My boat is tethered to a rope that can withstand a maximum of 8000 pounds of tension. The wind will exert, at maximum, 3000 pounds of force on the boat. How do I calculate the tension on the rope based on the angles that the rope is at? does it make a difference if the boat remains stationary while the wind blows, or if the wind causes it to move a bit? Thanks for the help (:
Ty = Tsin(theta)
Tx = Tcos(theta)
T = m*a ?
I also found this equation: F = (mv^2) / r for tension caused by a moving object, I'm not sure if that applies though....
The wind only acts in the x-direction, and in the y-direction the force from the water will balance any other y-forces out.
The Attempt at a Solution

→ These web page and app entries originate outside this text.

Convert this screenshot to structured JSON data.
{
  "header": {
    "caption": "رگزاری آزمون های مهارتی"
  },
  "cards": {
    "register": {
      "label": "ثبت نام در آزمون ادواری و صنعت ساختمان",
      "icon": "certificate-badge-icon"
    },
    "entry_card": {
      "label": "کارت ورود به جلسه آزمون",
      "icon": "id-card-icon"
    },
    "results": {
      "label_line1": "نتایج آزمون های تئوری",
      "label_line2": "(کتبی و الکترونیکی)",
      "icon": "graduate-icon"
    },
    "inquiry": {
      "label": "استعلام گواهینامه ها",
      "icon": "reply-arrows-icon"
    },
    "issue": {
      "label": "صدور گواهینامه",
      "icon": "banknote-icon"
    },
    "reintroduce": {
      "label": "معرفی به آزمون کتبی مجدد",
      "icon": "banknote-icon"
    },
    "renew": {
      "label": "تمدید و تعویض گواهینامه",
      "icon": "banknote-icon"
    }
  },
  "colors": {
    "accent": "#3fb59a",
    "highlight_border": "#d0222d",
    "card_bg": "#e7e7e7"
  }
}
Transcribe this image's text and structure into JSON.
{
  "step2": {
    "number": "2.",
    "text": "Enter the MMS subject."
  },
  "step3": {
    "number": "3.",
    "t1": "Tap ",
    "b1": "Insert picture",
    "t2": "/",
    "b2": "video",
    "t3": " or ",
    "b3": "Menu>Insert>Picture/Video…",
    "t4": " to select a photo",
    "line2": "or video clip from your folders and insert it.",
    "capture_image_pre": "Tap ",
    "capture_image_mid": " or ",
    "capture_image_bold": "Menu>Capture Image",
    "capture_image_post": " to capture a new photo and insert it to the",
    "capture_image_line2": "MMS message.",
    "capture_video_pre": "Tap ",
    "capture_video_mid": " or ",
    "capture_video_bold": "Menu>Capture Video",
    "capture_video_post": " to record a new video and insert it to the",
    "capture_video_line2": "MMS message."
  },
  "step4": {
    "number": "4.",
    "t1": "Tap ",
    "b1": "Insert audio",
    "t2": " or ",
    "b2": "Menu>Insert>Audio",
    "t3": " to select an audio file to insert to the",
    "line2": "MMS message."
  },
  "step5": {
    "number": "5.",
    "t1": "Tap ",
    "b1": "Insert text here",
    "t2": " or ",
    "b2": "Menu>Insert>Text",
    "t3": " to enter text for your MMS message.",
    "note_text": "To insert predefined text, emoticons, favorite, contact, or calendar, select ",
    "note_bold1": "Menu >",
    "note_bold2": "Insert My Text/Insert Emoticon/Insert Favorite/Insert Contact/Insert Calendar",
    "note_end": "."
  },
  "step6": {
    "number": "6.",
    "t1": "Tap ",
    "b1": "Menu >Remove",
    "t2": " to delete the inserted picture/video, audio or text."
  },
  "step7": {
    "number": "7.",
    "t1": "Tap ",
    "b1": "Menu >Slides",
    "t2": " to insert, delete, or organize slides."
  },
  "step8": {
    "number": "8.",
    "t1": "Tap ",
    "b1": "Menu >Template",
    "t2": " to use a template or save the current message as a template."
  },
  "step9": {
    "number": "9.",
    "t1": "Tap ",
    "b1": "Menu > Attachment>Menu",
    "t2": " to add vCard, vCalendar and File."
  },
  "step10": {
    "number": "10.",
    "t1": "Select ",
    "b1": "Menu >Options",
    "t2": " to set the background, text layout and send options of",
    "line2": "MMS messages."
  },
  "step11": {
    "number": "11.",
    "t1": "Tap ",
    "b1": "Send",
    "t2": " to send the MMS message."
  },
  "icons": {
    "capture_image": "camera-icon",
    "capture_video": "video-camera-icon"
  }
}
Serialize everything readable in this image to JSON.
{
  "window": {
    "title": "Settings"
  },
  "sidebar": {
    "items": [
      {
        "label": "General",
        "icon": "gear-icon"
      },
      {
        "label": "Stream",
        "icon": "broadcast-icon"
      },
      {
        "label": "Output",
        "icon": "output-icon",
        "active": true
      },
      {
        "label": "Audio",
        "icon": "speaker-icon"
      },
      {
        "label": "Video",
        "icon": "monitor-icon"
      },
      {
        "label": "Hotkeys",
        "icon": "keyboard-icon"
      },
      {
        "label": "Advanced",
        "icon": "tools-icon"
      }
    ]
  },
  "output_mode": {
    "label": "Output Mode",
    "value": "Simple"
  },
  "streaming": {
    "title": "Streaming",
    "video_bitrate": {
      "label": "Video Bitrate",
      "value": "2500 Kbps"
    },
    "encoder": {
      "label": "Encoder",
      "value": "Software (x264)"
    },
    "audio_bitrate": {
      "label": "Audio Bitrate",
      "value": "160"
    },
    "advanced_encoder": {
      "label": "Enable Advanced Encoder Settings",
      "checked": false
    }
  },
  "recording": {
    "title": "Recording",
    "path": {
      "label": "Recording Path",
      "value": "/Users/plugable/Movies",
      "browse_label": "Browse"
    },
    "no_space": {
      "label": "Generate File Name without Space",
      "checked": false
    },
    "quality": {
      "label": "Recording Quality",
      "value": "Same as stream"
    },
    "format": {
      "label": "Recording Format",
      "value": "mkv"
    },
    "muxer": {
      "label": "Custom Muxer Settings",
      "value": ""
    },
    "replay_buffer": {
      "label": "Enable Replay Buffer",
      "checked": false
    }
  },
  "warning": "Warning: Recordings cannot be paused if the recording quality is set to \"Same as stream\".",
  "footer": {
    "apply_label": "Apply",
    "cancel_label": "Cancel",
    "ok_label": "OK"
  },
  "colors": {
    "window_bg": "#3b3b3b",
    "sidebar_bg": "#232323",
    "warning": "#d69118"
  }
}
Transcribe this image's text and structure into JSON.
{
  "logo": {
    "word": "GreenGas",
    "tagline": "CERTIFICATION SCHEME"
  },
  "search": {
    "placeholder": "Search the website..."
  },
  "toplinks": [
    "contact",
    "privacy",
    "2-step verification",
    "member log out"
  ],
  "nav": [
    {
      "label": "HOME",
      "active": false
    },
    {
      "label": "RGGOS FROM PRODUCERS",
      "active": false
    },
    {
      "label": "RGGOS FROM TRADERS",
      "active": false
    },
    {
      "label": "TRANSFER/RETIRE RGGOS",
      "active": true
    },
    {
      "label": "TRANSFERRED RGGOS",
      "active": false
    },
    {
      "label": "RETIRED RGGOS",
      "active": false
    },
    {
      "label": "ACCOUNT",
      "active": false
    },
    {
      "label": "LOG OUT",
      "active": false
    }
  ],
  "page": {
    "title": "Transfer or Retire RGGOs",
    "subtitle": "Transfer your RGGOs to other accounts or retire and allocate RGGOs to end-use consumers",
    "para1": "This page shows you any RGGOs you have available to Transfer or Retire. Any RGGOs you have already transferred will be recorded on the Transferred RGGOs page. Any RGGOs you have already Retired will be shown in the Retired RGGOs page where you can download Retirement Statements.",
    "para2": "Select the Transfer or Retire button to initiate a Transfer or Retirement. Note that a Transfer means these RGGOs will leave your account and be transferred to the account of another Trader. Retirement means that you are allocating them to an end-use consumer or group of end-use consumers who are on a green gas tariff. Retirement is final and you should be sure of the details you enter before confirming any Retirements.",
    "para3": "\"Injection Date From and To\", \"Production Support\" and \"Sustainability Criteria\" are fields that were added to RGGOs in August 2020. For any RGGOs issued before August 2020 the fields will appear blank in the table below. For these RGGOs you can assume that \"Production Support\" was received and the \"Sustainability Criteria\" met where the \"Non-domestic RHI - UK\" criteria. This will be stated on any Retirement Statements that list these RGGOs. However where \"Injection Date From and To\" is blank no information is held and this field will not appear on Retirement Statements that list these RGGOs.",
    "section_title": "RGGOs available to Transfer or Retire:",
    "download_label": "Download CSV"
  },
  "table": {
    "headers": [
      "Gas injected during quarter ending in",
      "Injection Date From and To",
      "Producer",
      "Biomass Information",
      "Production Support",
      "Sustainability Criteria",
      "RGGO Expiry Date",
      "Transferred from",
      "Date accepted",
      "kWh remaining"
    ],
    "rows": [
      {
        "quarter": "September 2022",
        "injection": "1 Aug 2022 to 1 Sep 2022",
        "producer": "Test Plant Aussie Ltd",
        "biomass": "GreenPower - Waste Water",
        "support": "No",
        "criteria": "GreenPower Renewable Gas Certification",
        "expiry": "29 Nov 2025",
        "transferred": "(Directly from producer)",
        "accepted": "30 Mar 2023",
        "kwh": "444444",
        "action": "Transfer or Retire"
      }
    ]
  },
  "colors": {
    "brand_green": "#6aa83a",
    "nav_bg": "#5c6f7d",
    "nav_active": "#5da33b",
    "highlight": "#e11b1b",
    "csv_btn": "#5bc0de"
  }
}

It seems to me like the tension on the rope will be 3000lbf no matter what the angle. The angle would change the amount of force exerted in either direction, x or y, but the NET force would remain the same. HOWEVER, http://www.engineeringtoolbox.com/rope-angle-tension-increase-d_1507.html describes an increase in tension as the angle increases, with the least tension being when the side of the boat and the rope are perpendicular. If this is true, what causes this? why? what equations give the numbers of tension increase they've described? Thanks! (: